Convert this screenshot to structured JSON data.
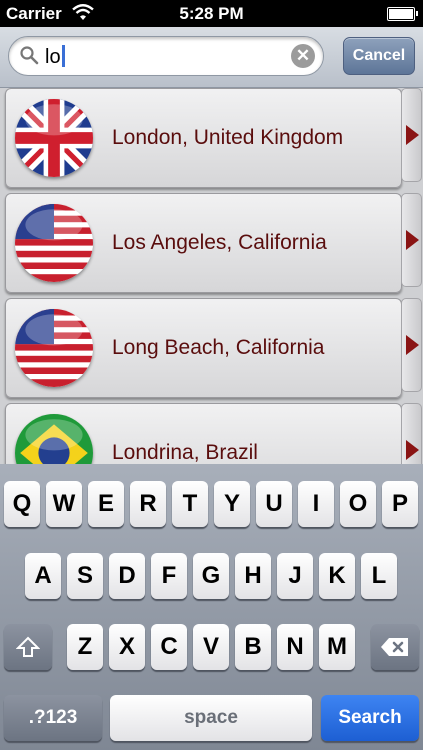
{
  "status": {
    "carrier": "Carrier",
    "time": "5:28 PM"
  },
  "search": {
    "query": "lo",
    "clear_glyph": "✕",
    "cancel_label": "Cancel"
  },
  "results": [
    {
      "label": "London, United Kingdom",
      "flag": "uk-flag-icon"
    },
    {
      "label": "Los Angeles, California",
      "flag": "us-flag-icon"
    },
    {
      "label": "Long Beach, California",
      "flag": "us-flag-icon"
    },
    {
      "label": "Londrina, Brazil",
      "flag": "brazil-flag-icon"
    }
  ],
  "keyboard": {
    "row1": [
      "Q",
      "W",
      "E",
      "R",
      "T",
      "Y",
      "U",
      "I",
      "O",
      "P"
    ],
    "row2": [
      "A",
      "S",
      "D",
      "F",
      "G",
      "H",
      "J",
      "K",
      "L"
    ],
    "row3": [
      "Z",
      "X",
      "C",
      "V",
      "B",
      "N",
      "M"
    ],
    "numbers_label": ".?123",
    "space_label": "space",
    "search_label": "Search"
  }
}
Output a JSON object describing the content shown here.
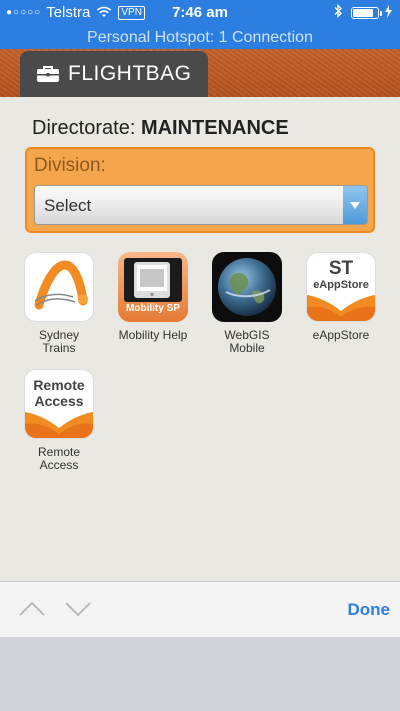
{
  "status_bar": {
    "signal": "●○○○○",
    "carrier": "Telstra",
    "wifi_icon": "wifi-icon",
    "vpn": "VPN",
    "time": "7:46 am",
    "battery_level": 0.85
  },
  "hotspot": {
    "text": "Personal Hotspot: 1 Connection"
  },
  "header": {
    "title": "FLIGHTBAG",
    "background_color": "#b9571f"
  },
  "directorate": {
    "label": "Directorate:",
    "value": "MAINTENANCE"
  },
  "division": {
    "label": "Division:",
    "select_value": "Select"
  },
  "apps": [
    {
      "label": "Sydney Trains",
      "icon": "sydney-trains-logo"
    },
    {
      "label": "Mobility Help",
      "icon": "mobility-help-icon",
      "badge": "Mobility SP"
    },
    {
      "label": "WebGIS Mobile",
      "icon": "globe-icon"
    },
    {
      "label": "eAppStore",
      "icon": "eappstore-icon",
      "line1": "ST",
      "line2": "eAppStore"
    },
    {
      "label": "Remote Access",
      "icon": "remote-access-icon",
      "line1": "Remote",
      "line2": "Access"
    }
  ],
  "accessory": {
    "done": "Done"
  },
  "colors": {
    "accent_blue": "#2c7fe0",
    "orange": "#f28b22",
    "done_blue": "#2f7de0"
  }
}
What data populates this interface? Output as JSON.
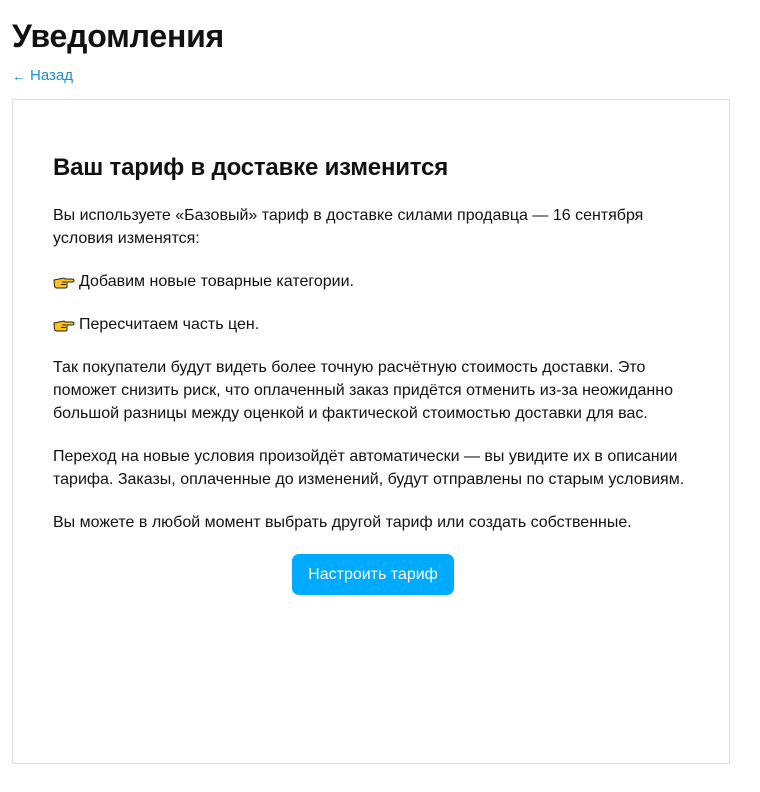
{
  "header": {
    "title": "Уведомления",
    "back_arrow": "←",
    "back_label": "Назад"
  },
  "card": {
    "title": "Ваш тариф в доставке изменится",
    "intro": "Вы используете «Базовый» тариф в доставке силами продавца — 16 сентября условия изменятся:",
    "bullets": [
      "Добавим новые товарные категории.",
      "Пересчитаем часть цен."
    ],
    "bullet_icon": "pointing-hand-icon",
    "paragraph_1": "Так покупатели будут видеть более точную расчётную стоимость доставки. Это поможет снизить риск, что оплаченный заказ придётся отменить из-за неожиданно большой разницы между оценкой и фактической стоимостью доставки для вас.",
    "paragraph_2": "Переход на новые условия произойдёт автоматически — вы увидите их в описании тарифа. Заказы, оплаченные до изменений, будут отправлены по старым условиям.",
    "paragraph_3": "Вы можете в любой момент выбрать другой тариф или создать собственные.",
    "button_label": "Настроить тариф"
  },
  "colors": {
    "link": "#1a8fd6",
    "button": "#00aaff",
    "border": "#dedede"
  }
}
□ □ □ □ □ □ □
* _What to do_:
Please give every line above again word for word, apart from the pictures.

* _Answer box_:
Convert this screenshot to structured JSON data.
{
  "status": {
    "carrier": "Carrier",
    "time": "5:28 PM"
  },
  "search": {
    "query": "lo",
    "clear_glyph": "✕",
    "cancel_label": "Cancel"
  },
  "results": [
    {
      "label": "London, United Kingdom",
      "flag": "uk-flag-icon"
    },
    {
      "label": "Los Angeles, California",
      "flag": "us-flag-icon"
    },
    {
      "label": "Long Beach, California",
      "flag": "us-flag-icon"
    },
    {
      "label": "Londrina, Brazil",
      "flag": "brazil-flag-icon"
    }
  ],
  "keyboard": {
    "row1": [
      "Q",
      "W",
      "E",
      "R",
      "T",
      "Y",
      "U",
      "I",
      "O",
      "P"
    ],
    "row2": [
      "A",
      "S",
      "D",
      "F",
      "G",
      "H",
      "J",
      "K",
      "L"
    ],
    "row3": [
      "Z",
      "X",
      "C",
      "V",
      "B",
      "N",
      "M"
    ],
    "numbers_label": ".?123",
    "space_label": "space",
    "search_label": "Search"
  }
}
Output a JSON object describing the content shown here.
{
  "status_bar": {
    "signal": "●○○○○",
    "carrier": "Telstra",
    "wifi_icon": "wifi-icon",
    "vpn": "VPN",
    "time": "7:46 am",
    "battery_level": 0.85
  },
  "hotspot": {
    "text": "Personal Hotspot: 1 Connection"
  },
  "header": {
    "title": "FLIGHTBAG",
    "background_color": "#b9571f"
  },
  "directorate": {
    "label": "Directorate:",
    "value": "MAINTENANCE"
  },
  "division": {
    "label": "Division:",
    "select_value": "Select"
  },
  "apps": [
    {
      "label": "Sydney Trains",
      "icon": "sydney-trains-logo"
    },
    {
      "label": "Mobility Help",
      "icon": "mobility-help-icon",
      "badge": "Mobility SP"
    },
    {
      "label": "WebGIS Mobile",
      "icon": "globe-icon"
    },
    {
      "label": "eAppStore",
      "icon": "eappstore-icon",
      "line1": "ST",
      "line2": "eAppStore"
    },
    {
      "label": "Remote Access",
      "icon": "remote-access-icon",
      "line1": "Remote",
      "line2": "Access"
    }
  ],
  "accessory": {
    "done": "Done"
  },
  "colors": {
    "accent_blue": "#2c7fe0",
    "orange": "#f28b22",
    "done_blue": "#2f7de0"
  }
}
What data populates this interface? Output as JSON.
{
  "header": {
    "title": "Уведомления",
    "back_arrow": "←",
    "back_label": "Назад"
  },
  "card": {
    "title": "Ваш тариф в доставке изменится",
    "intro": "Вы используете «Базовый» тариф в доставке силами продавца — 16 сентября условия изменятся:",
    "bullets": [
      "Добавим новые товарные категории.",
      "Пересчитаем часть цен."
    ],
    "bullet_icon": "pointing-hand-icon",
    "paragraph_1": "Так покупатели будут видеть более точную расчётную стоимость доставки. Это поможет снизить риск, что оплаченный заказ придётся отменить из-за неожиданно большой разницы между оценкой и фактической стоимостью доставки для вас.",
    "paragraph_2": "Переход на новые условия произойдёт автоматически — вы увидите их в описании тарифа. Заказы, оплаченные до изменений, будут отправлены по старым условиям.",
    "paragraph_3": "Вы можете в любой момент выбрать другой тариф или создать собственные.",
    "button_label": "Настроить тариф"
  },
  "colors": {
    "link": "#1a8fd6",
    "button": "#00aaff",
    "border": "#dedede"
  }
}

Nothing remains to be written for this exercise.